The work done on the paper by Hirose was also a chance to develop code that could be applied to answer concrete questions, like finding eigenvalues for differential equations, and was also a chance to go hands-on with programming techniques such as multi-process parallelization with MPI and GPU computing, of which, up to this point, I had mostly been a user, never a developer.
As can be seen the mobility period lead to concrete and significant results already, that are in line with the initial goals we had set for ourselves, and has provided a lot of interesting material to work on for time to come.
On a more personal note, the possibility of dedicating myself to the task of analyzing and re-building the model from a first principle perspective has provided me with very precious insight, that I felt I was lacking with the more numerically-centered approach we were using in Marseille, and I thus feel like I have acquired a much more solid knowledge and understanding of the fluid description of plasmas. This will be invaluable going forward in the Ph.D. project and in my research career.
Also invaluable is the lesson learned when looking back on the work done thus far in the Ph.D. project of truly applying critical reasoning when approaching a problem and being presented with results, going in depth until all questions are answered.

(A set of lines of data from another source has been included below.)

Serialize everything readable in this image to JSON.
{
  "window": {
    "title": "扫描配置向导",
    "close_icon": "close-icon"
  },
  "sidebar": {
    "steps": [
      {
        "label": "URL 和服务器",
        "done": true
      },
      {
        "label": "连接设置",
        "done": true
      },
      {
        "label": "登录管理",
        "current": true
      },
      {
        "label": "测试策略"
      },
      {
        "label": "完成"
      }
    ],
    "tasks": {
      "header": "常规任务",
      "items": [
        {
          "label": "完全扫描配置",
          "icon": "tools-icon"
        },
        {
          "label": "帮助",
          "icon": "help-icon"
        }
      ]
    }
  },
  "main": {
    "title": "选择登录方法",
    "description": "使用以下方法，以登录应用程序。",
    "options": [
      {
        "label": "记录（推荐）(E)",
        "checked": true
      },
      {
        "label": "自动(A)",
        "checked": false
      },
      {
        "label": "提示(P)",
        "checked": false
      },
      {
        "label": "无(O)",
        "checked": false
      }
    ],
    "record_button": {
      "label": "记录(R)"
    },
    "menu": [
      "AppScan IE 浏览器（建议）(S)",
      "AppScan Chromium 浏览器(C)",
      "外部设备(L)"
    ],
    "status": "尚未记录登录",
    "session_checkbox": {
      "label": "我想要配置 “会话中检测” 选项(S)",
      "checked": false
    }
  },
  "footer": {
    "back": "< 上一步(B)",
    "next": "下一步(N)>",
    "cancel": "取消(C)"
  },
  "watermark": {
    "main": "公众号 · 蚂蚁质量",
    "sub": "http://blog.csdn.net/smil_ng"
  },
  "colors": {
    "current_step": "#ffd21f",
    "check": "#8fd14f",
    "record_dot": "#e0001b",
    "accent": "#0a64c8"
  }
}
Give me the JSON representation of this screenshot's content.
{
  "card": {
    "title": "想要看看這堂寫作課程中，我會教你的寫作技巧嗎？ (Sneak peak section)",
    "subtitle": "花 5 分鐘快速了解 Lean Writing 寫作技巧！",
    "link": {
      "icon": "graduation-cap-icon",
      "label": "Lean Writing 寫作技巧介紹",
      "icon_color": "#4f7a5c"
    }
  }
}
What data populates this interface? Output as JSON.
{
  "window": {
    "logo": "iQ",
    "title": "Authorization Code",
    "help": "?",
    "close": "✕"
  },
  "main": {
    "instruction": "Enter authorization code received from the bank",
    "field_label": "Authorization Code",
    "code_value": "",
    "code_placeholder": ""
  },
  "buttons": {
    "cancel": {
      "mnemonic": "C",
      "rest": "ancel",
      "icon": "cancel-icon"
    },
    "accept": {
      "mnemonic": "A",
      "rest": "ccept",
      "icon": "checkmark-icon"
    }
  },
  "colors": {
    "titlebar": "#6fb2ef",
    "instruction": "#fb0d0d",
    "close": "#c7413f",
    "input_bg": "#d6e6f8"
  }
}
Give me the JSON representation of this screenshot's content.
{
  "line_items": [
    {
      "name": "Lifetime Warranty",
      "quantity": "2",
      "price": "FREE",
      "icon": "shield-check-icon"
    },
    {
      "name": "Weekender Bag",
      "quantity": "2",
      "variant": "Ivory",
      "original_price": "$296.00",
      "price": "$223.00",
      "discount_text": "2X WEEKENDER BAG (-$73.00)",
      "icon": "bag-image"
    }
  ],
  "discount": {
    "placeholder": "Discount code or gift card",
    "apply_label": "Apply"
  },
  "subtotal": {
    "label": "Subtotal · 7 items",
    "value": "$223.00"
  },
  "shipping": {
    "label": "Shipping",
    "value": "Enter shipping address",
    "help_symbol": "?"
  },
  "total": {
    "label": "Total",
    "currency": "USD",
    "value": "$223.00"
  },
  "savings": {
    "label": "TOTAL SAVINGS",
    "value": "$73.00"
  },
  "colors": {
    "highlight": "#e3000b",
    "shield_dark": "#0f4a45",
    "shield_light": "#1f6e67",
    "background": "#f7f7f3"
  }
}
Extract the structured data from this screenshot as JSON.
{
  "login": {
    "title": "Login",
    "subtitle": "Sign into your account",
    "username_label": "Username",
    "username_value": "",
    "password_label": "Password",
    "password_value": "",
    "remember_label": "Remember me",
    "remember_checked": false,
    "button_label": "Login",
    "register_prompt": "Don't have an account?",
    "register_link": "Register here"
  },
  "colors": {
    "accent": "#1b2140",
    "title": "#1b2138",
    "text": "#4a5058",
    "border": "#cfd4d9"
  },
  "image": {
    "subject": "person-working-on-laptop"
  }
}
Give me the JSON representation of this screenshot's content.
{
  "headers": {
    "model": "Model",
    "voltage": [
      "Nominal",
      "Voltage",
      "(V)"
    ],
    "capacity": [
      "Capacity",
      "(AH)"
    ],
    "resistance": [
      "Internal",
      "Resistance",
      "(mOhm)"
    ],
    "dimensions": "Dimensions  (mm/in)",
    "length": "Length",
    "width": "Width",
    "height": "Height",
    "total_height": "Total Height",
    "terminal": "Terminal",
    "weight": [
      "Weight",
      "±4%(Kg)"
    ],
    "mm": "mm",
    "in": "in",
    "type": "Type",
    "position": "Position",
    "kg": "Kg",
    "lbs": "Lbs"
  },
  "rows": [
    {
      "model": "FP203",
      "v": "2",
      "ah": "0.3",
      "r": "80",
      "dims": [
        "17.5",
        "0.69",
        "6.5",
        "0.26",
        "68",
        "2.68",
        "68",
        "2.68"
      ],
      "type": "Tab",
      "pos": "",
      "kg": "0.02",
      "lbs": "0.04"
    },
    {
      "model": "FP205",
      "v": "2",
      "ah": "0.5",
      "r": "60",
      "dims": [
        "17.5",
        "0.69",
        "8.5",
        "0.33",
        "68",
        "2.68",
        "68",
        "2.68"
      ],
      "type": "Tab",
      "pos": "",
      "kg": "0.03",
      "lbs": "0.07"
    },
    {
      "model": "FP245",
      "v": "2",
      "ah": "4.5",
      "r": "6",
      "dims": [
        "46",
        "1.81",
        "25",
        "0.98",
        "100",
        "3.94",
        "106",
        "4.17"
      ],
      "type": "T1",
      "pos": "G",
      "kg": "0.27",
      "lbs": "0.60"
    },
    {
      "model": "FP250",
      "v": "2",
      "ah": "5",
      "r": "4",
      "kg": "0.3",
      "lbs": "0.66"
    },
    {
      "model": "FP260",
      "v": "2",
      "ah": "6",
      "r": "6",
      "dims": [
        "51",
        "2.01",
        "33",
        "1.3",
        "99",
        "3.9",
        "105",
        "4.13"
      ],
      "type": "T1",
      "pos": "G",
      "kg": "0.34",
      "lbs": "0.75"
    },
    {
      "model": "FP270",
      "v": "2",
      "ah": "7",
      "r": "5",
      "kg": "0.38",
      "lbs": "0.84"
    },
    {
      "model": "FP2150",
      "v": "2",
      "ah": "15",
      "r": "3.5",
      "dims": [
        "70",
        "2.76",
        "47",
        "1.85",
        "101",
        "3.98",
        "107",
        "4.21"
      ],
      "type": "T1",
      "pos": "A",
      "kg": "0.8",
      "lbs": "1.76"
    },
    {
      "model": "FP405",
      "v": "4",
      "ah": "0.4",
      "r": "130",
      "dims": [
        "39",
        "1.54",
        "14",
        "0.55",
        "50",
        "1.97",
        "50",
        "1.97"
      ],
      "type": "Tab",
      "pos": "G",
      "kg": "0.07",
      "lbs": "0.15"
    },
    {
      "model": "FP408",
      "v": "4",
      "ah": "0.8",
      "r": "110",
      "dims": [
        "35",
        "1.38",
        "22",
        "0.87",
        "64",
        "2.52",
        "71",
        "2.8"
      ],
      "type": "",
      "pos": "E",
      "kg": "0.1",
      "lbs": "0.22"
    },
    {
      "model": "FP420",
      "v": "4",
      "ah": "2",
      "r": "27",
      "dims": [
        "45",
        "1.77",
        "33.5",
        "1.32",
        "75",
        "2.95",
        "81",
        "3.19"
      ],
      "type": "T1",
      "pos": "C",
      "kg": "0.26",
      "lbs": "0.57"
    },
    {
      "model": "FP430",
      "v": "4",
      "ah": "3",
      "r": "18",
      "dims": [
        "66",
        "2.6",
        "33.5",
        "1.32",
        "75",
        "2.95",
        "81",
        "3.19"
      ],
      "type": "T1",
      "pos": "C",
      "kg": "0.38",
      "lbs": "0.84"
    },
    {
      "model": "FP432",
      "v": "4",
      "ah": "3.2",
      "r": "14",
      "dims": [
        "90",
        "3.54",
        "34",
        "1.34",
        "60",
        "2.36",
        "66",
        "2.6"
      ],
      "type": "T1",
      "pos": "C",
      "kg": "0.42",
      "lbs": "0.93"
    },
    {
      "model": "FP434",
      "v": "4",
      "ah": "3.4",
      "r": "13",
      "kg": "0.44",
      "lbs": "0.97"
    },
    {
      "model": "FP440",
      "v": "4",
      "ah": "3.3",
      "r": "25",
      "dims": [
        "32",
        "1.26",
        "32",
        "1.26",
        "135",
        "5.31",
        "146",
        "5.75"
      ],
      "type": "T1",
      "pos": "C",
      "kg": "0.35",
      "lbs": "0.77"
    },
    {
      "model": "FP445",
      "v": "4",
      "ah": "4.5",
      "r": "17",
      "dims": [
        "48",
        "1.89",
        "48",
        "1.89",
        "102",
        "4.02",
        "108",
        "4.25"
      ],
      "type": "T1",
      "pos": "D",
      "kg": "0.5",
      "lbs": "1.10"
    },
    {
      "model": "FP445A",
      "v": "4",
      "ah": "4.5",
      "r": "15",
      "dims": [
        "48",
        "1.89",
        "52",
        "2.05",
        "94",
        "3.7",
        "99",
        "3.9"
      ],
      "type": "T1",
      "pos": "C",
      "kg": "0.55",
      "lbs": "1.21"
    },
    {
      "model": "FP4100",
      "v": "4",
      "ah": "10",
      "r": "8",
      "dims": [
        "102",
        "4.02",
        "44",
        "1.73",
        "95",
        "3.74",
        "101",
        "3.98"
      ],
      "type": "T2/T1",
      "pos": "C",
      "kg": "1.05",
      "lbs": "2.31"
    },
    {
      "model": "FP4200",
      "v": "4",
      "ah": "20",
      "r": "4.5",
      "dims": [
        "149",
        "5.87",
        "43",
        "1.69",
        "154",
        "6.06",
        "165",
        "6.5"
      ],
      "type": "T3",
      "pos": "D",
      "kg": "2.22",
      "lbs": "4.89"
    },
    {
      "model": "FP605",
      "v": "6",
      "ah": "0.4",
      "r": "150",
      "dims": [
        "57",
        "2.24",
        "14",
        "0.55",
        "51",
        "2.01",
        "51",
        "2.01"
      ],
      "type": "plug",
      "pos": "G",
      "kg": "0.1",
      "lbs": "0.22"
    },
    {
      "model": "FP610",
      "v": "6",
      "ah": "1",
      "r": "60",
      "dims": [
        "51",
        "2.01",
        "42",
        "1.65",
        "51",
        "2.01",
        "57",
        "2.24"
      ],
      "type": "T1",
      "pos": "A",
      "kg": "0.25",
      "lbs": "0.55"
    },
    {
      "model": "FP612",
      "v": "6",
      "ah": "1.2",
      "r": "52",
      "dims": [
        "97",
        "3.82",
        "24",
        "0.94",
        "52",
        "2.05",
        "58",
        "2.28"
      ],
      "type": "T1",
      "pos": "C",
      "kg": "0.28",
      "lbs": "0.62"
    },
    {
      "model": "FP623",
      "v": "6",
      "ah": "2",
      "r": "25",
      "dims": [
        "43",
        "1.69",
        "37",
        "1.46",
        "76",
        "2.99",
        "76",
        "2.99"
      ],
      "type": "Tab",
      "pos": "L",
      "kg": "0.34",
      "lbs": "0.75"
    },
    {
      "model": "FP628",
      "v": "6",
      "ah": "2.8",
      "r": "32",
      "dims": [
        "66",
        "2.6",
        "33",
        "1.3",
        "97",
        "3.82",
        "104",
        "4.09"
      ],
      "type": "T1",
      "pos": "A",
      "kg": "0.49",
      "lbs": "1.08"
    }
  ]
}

More generally, the possibility of shifting perspective and getting input from new and different sources has proven very beneficial.
While I was not able to create a lot connections with researches working in a field similar to mine, since, like in Marseille, not many people work on a topic similar to mine at the University of Saskatchewan, I still had the chance to learn a lot about other fields of research by meeting colleagues and other students, as well as by learning about the research being carried out at the University of Saskatchewan. This was also a useful lesson in carrying out work independently, as not having frequent contact with my supervisors forced me to deal with problems on my own and “learn by doing”.
Still, at the University of Saskatchewan there are numerous interesting fields of research being explored, not only in Physics, so I got to discuss with people working on cold/dusty plasmas, veterinarians, cancer researchers and many others, in a stimulating and dynamic environment. Learning about the realities of the education system in North-American countries has also been extremely eye-opening and invaluable even for future life choices.
Visiting Canada has been an extremely exciting experience, that allowed me to meet people from many various, and different to my own, backgrounds, discover what life is like in a North American country and travel to places that I might not have had the chance to visit as easily otherwise, both cities and wild areas. Coming from two years of Covid-19 pandemic, the possibility of traveling across the ocean and working with people face-to-face has been a very welcome change.
In conclusion, the experience has been very positive and formative, and I consider periods of mobility like these to be fundamental in the education of young researchers, and young people more in general. I am very grateful for the chance I was given by the University, and for the funds dedicated to this project by the ISFIN, as well as to my supervisors for according me the time and to the host researcher for taking on the project.
This is an experience I’ll definitely support and encourage others to undertake in the future.